Use copies are available for all videotapes. Please contact Rubenstein Research Services staff to arrange viewing.

Tape 1, 2000 April
Original mini-dv backup copy
Box 1
Video-cassette RL10136-MDV-0001
Tape 2, 2000 April
Original mini-dv backup copy
Box 1
Video-cassette RL10136-MDV-0002
Tape 3, 2000 April
Original mini-dv backup copy
Box 1
Video-cassette RL10136-MDV-0003
Tape 4, 2000 April
Original mini-dv backup copy
Box 1
Video-cassette RL10136-MDV-0004
Tape 5, 2000 April
Original mini-dv backup copy
Box 1
Video-cassette RL10136-MDV-0005
Tape 6, 2000 April
Original mini-dv backup copy
Box 1
Video-cassette RL10136-MDV-0006
Tape 7, 2000 April
Original mini-dv backup copy
Box 1
Video-cassette RL10136-MDV-0007
Tape 8, 2000 April
Original mini-dv backup copy
Box 1
Video-cassette RL10136-MDV-0008
Tape 9, 2000 April
Original mini-dv backup copy
Box 1
Video-cassette RL10136-MDV-0009
Tapes 10 and 11, 2000 April
Original mini-dv backup copy
Box 1
Video-cassette RL10136-MDV-0010
Tape 12, 2000 April
Original mini-dv backup copy
Box 1
Video-cassette RL10136-MDV-0011
Tape 13, 2000 April
Original mini-dv backup copy
Box 1
Video-cassette RL10136-MDV-0012
Tape 14, 2000 April
Original mini-dv backup copy
Box 1
Video-cassette RL10136-MDV-0013
Workshop, 2000 April
Original mini-dv backup copy
Box 1
Video-cassette RL10136-MDV-0014
Wrap up, 2000 April
Original mini-dv backup copy
Box 1
Video-cassette RL10136-MDV-0015
4/2000, 2000 April
Original mini-dv backup copy
Box 1
Video-cassette RL10136-MDV-0016

Historical Note

The Student Nonviolent Coordinating Committee (or SNCC, pronounced "snick") was one of the primary institutions of the American Civil Rights Movement in the 1960s. It emerged in April of 1960 from student meetings led by Baker and held at Shaw.

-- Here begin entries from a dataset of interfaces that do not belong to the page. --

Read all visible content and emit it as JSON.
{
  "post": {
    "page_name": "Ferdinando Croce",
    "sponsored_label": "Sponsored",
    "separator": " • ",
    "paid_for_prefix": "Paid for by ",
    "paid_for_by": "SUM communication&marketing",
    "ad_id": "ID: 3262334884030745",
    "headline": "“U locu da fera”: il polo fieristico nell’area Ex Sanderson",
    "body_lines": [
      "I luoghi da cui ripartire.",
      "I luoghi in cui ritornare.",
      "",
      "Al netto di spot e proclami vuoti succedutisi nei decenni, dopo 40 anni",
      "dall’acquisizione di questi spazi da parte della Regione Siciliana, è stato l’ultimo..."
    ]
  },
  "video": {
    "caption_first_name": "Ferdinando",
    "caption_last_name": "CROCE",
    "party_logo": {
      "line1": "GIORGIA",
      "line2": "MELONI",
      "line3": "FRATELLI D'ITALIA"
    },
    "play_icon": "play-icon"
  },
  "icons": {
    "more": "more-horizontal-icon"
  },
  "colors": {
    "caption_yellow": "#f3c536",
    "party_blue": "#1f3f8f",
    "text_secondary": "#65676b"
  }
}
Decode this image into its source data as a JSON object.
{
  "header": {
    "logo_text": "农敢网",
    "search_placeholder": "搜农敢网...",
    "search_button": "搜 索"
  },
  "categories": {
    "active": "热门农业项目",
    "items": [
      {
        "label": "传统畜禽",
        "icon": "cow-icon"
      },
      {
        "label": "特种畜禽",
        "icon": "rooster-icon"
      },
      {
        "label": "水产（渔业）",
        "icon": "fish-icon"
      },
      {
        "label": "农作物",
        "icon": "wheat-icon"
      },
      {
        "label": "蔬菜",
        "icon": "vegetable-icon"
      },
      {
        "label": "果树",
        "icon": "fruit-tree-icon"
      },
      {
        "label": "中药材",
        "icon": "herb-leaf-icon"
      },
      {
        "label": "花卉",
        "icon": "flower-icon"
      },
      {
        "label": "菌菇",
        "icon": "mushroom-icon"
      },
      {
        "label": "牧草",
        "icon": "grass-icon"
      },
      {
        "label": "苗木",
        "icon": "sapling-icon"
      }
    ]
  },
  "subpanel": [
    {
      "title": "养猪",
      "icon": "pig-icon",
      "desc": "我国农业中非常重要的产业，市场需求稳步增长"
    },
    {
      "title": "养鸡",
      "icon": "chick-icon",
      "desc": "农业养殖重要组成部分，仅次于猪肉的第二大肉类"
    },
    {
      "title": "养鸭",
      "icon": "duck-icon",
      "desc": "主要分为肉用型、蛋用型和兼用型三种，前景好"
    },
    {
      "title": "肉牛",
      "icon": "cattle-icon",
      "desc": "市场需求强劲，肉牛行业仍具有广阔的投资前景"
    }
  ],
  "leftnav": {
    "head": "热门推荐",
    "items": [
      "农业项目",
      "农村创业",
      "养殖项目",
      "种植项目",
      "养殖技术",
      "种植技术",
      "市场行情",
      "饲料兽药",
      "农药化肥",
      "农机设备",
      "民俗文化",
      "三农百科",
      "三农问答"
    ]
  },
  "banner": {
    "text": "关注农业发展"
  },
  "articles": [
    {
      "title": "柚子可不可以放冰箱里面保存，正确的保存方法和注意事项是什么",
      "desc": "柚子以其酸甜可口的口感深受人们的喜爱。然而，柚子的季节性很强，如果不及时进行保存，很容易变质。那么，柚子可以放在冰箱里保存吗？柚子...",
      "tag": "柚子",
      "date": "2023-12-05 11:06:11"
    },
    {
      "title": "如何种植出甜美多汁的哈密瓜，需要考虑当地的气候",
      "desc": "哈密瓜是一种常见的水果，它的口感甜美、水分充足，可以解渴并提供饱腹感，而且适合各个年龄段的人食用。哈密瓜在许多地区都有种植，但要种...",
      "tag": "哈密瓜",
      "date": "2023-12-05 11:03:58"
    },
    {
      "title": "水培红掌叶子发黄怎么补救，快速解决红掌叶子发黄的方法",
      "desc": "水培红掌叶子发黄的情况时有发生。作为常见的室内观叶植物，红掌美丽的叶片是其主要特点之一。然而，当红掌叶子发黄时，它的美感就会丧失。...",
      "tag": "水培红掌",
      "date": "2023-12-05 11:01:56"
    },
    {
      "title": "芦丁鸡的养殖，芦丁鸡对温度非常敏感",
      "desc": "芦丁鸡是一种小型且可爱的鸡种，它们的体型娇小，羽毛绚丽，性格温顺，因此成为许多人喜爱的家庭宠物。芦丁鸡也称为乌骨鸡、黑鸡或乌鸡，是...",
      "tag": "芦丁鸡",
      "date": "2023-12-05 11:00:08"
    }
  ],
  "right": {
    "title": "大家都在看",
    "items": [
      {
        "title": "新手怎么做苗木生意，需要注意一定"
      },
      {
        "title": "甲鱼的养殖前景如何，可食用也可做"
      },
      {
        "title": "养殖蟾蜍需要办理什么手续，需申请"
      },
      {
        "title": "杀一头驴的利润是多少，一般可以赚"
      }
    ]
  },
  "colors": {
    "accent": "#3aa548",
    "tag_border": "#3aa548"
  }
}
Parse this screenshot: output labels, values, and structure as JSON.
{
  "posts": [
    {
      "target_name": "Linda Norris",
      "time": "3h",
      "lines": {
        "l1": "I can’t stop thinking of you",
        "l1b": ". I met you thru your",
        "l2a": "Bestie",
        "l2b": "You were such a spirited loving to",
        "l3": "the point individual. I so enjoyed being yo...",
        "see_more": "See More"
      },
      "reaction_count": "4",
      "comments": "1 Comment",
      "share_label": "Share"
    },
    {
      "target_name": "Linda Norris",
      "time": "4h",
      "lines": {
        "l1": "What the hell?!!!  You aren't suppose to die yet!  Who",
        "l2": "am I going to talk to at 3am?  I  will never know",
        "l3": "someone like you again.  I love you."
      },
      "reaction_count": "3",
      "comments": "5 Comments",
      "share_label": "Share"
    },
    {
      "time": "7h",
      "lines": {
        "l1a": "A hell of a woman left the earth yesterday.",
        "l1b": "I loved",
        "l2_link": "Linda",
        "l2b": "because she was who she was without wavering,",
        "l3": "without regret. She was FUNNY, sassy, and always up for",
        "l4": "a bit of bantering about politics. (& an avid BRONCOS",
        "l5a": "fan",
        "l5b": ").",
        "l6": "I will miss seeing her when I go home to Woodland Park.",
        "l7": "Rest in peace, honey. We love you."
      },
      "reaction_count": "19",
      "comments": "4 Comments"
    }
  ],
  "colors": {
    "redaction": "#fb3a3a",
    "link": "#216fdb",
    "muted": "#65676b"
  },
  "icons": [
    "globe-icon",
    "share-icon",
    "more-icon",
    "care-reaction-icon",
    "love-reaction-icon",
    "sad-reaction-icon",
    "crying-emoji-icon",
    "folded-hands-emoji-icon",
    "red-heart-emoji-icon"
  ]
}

Some of the original student members were organizers of sit-ins at segregated lunch counters in the southern United States. Its purpose then was to coordinate the use of nonviolent direct action to attack segregation and other forms of racism. SNCC played a leading role in the Freedom Rides, the 1963 March on Washington, Mississippi Freedom Summer and the Mississippi Freedom Democratic Party over the next few years. In the later part of the 1960s, SNCC focused on Black Power, and then fighting against the Vietnam War. In 1969, SNCC officially changed its name to the Student National Coordinating Committee to reflect the broadening of its strategies.

Subject Headings

Preferred Citation

[Identification of item], Student Nonviolent Coordinating Committee 40th anniversary conference videocassette tapes, 2000, David M. Rubenstein Rare Book & Manuscript Library, Duke University.

Processing Information

Processed by Craig Breaden, March 2014.

Accessions described in this finding aid: 2004-0346.